Take note of the amount of time allotted for the exam and split it into reasonably-sized segments, leaving some time at the end for revision if possible. Without a schedule to follow, it`s easy to become too focused on a single paragraph and run out of time to finish the essay.
Your best supporting idea – the one that most strongly makes your case and, simultaneously, about which you have the most knowledge – should go first. Even the best-written essays can fail because of ineffectively placed arguments.
Remember the paragraph-based schedule we discussed above? It`ll be useless if you don`t do regular check-ins during the exam. Keep an eye on the clock to ensure you`re always on track.
The essay writing process consists of three main stages: 1. Preparation: Decide on your topic, do your research, and create an essay outline. 2. Writing: Set out your argument in the introduction, develop it with evidence in the main body, and wrap it up with a conclusion. 3. Revision: Check the content, organization, grammar, spelling, and formatting of your essay.
Perfecting paragraphs is a time-consuming process, and, if you spend too much time editing before the essay is finished, you might have to rush through the last few sections or leave them out entirely. For this reason, it`s best to focus on producing a complete first draft before you worry about edits and revisions.

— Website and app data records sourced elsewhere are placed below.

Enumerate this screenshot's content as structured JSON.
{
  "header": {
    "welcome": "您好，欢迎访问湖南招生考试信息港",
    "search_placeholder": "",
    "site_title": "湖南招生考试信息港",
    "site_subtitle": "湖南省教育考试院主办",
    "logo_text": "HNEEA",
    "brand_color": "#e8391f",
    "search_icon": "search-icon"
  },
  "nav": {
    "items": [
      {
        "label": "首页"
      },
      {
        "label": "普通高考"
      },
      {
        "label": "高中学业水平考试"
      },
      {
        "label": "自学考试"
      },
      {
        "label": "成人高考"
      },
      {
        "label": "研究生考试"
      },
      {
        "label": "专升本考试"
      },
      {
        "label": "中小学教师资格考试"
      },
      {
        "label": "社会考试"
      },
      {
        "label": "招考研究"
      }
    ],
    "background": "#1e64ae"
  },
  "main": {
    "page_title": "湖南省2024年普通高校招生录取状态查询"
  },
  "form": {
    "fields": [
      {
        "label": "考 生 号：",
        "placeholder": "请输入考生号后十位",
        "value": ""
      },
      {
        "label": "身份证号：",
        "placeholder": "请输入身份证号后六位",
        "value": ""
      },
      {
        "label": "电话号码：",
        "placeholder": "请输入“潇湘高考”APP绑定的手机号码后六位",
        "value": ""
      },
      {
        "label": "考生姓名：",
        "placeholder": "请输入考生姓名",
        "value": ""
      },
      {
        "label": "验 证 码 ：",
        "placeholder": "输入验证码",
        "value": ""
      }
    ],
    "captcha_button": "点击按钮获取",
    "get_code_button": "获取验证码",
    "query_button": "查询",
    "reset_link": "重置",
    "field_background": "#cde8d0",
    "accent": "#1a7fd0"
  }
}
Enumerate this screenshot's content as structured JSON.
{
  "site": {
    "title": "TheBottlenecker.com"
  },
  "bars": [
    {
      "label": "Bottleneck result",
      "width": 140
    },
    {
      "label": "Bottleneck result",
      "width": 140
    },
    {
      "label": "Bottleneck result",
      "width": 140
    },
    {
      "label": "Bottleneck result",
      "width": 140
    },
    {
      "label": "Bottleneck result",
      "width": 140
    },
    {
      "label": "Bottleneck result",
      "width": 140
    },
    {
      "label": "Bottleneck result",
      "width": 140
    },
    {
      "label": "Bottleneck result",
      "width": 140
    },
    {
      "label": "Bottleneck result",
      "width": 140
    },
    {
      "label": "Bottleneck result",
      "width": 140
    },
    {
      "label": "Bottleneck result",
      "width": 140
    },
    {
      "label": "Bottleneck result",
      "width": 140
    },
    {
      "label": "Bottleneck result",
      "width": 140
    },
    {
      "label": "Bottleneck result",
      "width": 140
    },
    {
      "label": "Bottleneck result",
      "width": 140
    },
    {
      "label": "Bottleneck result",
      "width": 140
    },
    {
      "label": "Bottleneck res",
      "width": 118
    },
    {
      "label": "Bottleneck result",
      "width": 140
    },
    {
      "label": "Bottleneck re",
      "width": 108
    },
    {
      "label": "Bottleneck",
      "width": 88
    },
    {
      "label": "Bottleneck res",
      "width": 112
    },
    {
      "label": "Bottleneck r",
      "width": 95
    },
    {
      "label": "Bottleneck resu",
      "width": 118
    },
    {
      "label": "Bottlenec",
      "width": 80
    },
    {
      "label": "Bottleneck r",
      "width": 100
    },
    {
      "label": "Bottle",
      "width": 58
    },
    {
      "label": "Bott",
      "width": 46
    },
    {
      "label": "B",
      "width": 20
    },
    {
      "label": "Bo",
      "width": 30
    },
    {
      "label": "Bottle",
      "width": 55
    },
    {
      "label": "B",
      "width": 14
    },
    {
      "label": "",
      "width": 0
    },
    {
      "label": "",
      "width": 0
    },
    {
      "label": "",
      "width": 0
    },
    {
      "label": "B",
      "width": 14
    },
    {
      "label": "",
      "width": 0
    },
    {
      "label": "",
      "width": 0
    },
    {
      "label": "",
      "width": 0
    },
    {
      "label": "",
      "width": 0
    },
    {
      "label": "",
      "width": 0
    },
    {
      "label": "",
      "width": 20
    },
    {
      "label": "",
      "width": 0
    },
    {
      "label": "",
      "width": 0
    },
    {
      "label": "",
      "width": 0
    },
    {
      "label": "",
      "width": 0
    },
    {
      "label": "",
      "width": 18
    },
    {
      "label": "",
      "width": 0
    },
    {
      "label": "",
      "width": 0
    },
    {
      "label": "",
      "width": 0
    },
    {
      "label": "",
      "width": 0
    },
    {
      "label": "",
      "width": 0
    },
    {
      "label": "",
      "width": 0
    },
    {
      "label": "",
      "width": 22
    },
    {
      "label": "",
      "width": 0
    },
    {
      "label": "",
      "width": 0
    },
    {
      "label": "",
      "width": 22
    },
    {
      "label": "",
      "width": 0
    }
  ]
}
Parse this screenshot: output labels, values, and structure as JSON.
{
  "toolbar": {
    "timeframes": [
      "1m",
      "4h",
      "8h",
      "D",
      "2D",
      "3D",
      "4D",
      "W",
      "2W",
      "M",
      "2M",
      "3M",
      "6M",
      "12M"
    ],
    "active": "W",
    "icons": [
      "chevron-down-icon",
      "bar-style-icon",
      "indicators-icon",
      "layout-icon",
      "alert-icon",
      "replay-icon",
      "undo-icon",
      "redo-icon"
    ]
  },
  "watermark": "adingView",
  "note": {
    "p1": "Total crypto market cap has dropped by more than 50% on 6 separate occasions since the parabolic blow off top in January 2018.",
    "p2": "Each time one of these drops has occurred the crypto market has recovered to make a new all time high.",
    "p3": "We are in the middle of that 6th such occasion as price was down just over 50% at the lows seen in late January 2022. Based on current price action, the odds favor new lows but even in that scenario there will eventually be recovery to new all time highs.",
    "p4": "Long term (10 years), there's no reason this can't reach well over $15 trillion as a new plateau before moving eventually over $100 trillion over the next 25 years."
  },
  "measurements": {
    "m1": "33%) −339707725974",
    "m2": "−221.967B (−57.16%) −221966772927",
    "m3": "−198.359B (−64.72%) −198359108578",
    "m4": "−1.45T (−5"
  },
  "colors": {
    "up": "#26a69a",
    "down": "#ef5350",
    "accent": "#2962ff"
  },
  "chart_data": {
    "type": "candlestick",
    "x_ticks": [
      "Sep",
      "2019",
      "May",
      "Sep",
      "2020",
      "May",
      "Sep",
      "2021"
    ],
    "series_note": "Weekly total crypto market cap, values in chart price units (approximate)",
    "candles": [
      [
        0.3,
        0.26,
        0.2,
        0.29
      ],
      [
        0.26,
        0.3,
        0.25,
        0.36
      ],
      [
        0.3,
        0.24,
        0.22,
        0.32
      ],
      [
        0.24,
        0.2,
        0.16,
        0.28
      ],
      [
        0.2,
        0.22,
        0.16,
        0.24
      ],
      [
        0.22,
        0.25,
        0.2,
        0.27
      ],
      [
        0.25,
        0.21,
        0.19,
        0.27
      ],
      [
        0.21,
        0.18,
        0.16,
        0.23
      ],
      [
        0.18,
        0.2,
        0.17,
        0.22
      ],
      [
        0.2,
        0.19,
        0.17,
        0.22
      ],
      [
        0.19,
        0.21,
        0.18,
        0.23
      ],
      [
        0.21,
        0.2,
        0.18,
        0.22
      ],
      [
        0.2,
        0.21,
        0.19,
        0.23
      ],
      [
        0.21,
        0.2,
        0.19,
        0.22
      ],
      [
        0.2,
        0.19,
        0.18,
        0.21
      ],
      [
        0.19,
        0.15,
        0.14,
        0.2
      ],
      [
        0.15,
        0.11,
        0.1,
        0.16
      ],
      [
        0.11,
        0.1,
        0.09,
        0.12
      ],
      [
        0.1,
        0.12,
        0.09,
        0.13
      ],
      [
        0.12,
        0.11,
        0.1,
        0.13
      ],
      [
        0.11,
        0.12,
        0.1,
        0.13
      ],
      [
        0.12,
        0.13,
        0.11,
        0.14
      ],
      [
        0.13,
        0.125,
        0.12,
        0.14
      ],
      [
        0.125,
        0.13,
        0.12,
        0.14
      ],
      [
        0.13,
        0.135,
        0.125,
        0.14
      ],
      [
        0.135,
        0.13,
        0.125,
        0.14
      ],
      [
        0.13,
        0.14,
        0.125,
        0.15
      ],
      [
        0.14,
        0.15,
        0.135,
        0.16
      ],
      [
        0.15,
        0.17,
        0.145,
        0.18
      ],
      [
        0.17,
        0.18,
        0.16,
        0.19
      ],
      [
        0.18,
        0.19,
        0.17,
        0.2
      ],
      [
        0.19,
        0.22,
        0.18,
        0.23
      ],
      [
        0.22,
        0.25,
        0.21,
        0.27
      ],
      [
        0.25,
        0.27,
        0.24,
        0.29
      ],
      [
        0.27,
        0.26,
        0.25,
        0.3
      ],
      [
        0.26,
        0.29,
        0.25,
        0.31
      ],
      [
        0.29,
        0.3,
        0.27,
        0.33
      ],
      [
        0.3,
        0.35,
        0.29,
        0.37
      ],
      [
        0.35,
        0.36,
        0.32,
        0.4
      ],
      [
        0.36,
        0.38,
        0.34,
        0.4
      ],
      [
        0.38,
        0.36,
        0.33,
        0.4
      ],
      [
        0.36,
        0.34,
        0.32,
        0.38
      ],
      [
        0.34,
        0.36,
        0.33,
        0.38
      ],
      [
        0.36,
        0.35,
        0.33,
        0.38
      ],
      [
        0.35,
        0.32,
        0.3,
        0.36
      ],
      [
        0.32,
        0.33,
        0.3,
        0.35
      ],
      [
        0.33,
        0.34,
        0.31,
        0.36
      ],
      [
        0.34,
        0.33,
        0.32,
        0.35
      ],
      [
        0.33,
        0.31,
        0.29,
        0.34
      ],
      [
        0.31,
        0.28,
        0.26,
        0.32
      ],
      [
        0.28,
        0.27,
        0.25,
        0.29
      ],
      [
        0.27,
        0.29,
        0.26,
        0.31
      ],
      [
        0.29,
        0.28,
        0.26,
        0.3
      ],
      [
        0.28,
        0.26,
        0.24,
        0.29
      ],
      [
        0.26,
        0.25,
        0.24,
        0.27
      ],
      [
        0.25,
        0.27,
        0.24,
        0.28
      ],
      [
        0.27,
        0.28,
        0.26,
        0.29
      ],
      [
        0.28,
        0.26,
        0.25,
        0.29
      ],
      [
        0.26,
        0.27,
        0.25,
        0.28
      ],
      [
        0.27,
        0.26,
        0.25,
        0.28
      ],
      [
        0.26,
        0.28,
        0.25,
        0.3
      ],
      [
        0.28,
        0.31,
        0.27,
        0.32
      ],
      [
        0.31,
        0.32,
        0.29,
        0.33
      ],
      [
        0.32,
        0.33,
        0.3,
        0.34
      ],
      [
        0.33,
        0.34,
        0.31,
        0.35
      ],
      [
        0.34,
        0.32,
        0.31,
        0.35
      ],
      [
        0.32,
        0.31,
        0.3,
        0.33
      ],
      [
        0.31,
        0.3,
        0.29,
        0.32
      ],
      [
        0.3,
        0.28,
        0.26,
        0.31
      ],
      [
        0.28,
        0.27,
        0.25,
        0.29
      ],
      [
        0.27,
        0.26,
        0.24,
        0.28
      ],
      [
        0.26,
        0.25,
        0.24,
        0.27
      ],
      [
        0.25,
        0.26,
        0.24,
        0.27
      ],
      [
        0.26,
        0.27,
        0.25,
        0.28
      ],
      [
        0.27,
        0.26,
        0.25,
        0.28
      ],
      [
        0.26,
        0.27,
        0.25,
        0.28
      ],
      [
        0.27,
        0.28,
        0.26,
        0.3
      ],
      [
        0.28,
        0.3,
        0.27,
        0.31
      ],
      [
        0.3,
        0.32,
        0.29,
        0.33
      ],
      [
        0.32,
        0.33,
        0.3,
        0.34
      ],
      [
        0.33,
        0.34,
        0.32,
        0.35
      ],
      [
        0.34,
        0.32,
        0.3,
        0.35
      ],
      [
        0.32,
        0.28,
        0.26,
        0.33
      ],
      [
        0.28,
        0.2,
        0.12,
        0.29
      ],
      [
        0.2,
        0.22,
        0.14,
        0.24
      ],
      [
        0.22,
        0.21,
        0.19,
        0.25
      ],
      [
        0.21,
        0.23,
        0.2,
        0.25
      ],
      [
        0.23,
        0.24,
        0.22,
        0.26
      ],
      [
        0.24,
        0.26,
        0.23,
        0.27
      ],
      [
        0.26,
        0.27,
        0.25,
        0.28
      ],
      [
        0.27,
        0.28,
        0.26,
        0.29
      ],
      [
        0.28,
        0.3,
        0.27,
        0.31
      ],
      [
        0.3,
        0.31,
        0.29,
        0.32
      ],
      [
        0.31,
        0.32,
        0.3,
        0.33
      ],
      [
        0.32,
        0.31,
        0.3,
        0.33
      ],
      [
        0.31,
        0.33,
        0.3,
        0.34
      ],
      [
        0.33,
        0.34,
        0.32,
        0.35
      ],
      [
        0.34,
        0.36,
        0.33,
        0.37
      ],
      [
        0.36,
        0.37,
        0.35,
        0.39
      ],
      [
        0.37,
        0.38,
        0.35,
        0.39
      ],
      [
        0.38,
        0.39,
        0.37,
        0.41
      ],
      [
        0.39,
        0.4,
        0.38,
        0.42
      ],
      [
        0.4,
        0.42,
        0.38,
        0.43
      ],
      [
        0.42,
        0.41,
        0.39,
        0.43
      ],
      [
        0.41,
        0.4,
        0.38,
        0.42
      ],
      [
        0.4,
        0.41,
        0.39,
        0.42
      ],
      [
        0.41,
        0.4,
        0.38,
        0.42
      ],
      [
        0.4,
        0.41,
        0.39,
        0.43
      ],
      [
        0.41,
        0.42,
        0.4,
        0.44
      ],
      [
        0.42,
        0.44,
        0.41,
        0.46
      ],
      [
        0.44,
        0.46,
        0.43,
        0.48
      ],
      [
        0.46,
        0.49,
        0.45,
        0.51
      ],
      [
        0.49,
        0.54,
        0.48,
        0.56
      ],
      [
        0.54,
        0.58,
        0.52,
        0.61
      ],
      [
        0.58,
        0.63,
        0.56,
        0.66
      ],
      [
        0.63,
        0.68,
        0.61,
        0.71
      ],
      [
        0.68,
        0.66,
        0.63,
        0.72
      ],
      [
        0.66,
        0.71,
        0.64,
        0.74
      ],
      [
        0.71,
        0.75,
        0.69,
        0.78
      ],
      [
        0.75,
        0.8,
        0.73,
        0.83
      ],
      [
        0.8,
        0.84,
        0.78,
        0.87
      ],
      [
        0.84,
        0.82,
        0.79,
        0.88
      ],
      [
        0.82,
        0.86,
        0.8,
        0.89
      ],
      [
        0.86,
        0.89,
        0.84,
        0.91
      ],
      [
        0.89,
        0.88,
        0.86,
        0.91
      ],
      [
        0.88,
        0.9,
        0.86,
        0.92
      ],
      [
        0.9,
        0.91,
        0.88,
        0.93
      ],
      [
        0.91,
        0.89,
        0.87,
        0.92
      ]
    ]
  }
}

That idea is introduced in a topic sentence. The topic sentence should generally lead on from the previous paragraph and introduce the point to be made in this paragraph. Transition words can be used to create clear connections between sentences.